--- Exercise prompt ---
The lines below should be written out again in full, exactly as they are.

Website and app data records
^^^^
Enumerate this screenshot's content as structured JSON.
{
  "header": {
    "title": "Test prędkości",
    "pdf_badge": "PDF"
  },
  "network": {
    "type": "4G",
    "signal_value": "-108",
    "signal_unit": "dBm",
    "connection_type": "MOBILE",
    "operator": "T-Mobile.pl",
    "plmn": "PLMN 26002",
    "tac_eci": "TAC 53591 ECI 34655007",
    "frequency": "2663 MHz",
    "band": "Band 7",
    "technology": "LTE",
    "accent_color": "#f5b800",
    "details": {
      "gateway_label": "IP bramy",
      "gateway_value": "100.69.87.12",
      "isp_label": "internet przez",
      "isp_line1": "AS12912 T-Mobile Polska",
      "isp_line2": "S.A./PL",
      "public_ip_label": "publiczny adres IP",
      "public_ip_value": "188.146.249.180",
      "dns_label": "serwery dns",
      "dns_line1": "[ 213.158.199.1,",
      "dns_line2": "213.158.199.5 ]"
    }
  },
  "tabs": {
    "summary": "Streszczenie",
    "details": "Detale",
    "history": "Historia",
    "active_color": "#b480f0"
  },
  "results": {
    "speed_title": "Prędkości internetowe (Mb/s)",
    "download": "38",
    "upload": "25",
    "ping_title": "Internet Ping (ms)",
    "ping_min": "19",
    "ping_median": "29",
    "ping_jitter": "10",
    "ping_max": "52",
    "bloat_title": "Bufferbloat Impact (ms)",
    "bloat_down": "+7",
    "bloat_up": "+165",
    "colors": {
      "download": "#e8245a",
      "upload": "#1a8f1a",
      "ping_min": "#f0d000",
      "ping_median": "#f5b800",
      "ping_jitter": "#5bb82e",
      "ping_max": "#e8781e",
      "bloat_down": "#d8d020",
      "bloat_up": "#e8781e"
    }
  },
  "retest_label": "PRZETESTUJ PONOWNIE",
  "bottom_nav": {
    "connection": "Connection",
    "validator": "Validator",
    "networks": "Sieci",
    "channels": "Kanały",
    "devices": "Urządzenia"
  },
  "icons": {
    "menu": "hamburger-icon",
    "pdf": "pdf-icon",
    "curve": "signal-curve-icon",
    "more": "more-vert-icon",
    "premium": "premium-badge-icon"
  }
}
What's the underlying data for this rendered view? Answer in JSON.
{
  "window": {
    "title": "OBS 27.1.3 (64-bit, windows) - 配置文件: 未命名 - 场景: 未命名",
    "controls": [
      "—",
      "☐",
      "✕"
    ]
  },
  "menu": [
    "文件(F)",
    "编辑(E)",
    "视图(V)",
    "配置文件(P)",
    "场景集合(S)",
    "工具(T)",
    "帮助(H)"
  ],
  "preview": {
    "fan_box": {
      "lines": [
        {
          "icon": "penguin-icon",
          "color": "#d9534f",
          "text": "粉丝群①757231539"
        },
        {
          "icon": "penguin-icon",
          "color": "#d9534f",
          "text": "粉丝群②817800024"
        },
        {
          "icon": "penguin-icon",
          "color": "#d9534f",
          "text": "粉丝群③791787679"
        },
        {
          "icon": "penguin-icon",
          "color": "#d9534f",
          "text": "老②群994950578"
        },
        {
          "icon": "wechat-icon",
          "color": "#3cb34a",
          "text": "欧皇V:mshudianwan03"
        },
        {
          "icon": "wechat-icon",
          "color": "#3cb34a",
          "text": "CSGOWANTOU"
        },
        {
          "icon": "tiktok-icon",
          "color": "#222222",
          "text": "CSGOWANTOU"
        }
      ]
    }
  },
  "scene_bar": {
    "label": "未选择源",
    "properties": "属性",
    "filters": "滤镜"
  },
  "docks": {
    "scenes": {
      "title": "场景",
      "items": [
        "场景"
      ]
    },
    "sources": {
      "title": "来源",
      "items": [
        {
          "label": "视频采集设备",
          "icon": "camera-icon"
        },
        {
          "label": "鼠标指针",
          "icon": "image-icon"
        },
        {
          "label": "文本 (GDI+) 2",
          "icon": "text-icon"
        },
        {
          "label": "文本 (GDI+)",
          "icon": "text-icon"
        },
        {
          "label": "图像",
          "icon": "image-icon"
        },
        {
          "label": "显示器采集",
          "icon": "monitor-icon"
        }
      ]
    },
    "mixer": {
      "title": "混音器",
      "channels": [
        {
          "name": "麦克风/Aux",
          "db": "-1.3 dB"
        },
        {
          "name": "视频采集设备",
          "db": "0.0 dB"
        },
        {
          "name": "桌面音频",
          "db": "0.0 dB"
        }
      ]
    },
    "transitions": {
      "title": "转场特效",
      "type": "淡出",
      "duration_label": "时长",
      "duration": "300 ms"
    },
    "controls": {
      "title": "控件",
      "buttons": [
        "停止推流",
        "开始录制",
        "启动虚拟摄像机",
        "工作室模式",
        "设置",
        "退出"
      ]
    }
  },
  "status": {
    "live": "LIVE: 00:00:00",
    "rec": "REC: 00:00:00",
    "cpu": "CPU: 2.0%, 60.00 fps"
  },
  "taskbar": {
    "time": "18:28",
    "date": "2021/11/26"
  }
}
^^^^
--- Solution for this task ---
Enumerate this screenshot's content as structured JSON.
{
  "header": {
    "title": "Test prędkości",
    "pdf_badge": "PDF"
  },
  "network": {
    "type": "4G",
    "signal_value": "-108",
    "signal_unit": "dBm",
    "connection_type": "MOBILE",
    "operator": "T-Mobile.pl",
    "plmn": "PLMN 26002",
    "tac_eci": "TAC 53591 ECI 34655007",
    "frequency": "2663 MHz",
    "band": "Band 7",
    "technology": "LTE",
    "accent_color": "#f5b800",
    "details": {
      "gateway_label": "IP bramy",
      "gateway_value": "100.69.87.12",
      "isp_label": "internet przez",
      "isp_line1": "AS12912 T-Mobile Polska",
      "isp_line2": "S.A./PL",
      "public_ip_label": "publiczny adres IP",
      "public_ip_value": "188.146.249.180",
      "dns_label": "serwery dns",
      "dns_line1": "[ 213.158.199.1,",
      "dns_line2": "213.158.199.5 ]"
    }
  },
  "tabs": {
    "summary": "Streszczenie",
    "details": "Detale",
    "history": "Historia",
    "active_color": "#b480f0"
  },
  "results": {
    "speed_title": "Prędkości internetowe (Mb/s)",
    "download": "38",
    "upload": "25",
    "ping_title": "Internet Ping (ms)",
    "ping_min": "19",
    "ping_median": "29",
    "ping_jitter": "10",
    "ping_max": "52",
    "bloat_title": "Bufferbloat Impact (ms)",
    "bloat_down": "+7",
    "bloat_up": "+165",
    "colors": {
      "download": "#e8245a",
      "upload": "#1a8f1a",
      "ping_min": "#f0d000",
      "ping_median": "#f5b800",
      "ping_jitter": "#5bb82e",
      "ping_max": "#e8781e",
      "bloat_down": "#d8d020",
      "bloat_up": "#e8781e"
    }
  },
  "retest_label": "PRZETESTUJ PONOWNIE",
  "bottom_nav": {
    "connection": "Connection",
    "validator": "Validator",
    "networks": "Sieci",
    "channels": "Kanały",
    "devices": "Urządzenia"
  },
  "icons": {
    "menu": "hamburger-icon",
    "pdf": "pdf-icon",
    "curve": "signal-curve-icon",
    "more": "more-vert-icon",
    "premium": "premium-badge-icon"
  }
}
What's the underlying data for this rendered view? Answer in JSON.
{
  "window": {
    "title": "OBS 27.1.3 (64-bit, windows) - 配置文件: 未命名 - 场景: 未命名",
    "controls": [
      "—",
      "☐",
      "✕"
    ]
  },
  "menu": [
    "文件(F)",
    "编辑(E)",
    "视图(V)",
    "配置文件(P)",
    "场景集合(S)",
    "工具(T)",
    "帮助(H)"
  ],
  "preview": {
    "fan_box": {
      "lines": [
        {
          "icon": "penguin-icon",
          "color": "#d9534f",
          "text": "粉丝群①757231539"
        },
        {
          "icon": "penguin-icon",
          "color": "#d9534f",
          "text": "粉丝群②817800024"
        },
        {
          "icon": "penguin-icon",
          "color": "#d9534f",
          "text": "粉丝群③791787679"
        },
        {
          "icon": "penguin-icon",
          "color": "#d9534f",
          "text": "老②群994950578"
        },
        {
          "icon": "wechat-icon",
          "color": "#3cb34a",
          "text": "欧皇V:mshudianwan03"
        },
        {
          "icon": "wechat-icon",
          "color": "#3cb34a",
          "text": "CSGOWANTOU"
        },
        {
          "icon": "tiktok-icon",
          "color": "#222222",
          "text": "CSGOWANTOU"
        }
      ]
    }
  },
  "scene_bar": {
    "label": "未选择源",
    "properties": "属性",
    "filters": "滤镜"
  },
  "docks": {
    "scenes": {
      "title": "场景",
      "items": [
        "场景"
      ]
    },
    "sources": {
      "title": "来源",
      "items": [
        {
          "label": "视频采集设备",
          "icon": "camera-icon"
        },
        {
          "label": "鼠标指针",
          "icon": "image-icon"
        },
        {
          "label": "文本 (GDI+) 2",
          "icon": "text-icon"
        },
        {
          "label": "文本 (GDI+)",
          "icon": "text-icon"
        },
        {
          "label": "图像",
          "icon": "image-icon"
        },
        {
          "label": "显示器采集",
          "icon": "monitor-icon"
        }
      ]
    },
    "mixer": {
      "title": "混音器",
      "channels": [
        {
          "name": "麦克风/Aux",
          "db": "-1.3 dB"
        },
        {
          "name": "视频采集设备",
          "db": "0.0 dB"
        },
        {
          "name": "桌面音频",
          "db": "0.0 dB"
        }
      ]
    },
    "transitions": {
      "title": "转场特效",
      "type": "淡出",
      "duration_label": "时长",
      "duration": "300 ms"
    },
    "controls": {
      "title": "控件",
      "buttons": [
        "停止推流",
        "开始录制",
        "启动虚拟摄像机",
        "工作室模式",
        "设置",
        "退出"
      ]
    }
  },
  "status": {
    "live": "LIVE: 00:00:00",
    "rec": "REC: 00:00:00",
    "cpu": "CPU: 2.0%, 60.00 fps"
  },
  "taskbar": {
    "time": "18:28",
    "date": "2021/11/26"
  }
}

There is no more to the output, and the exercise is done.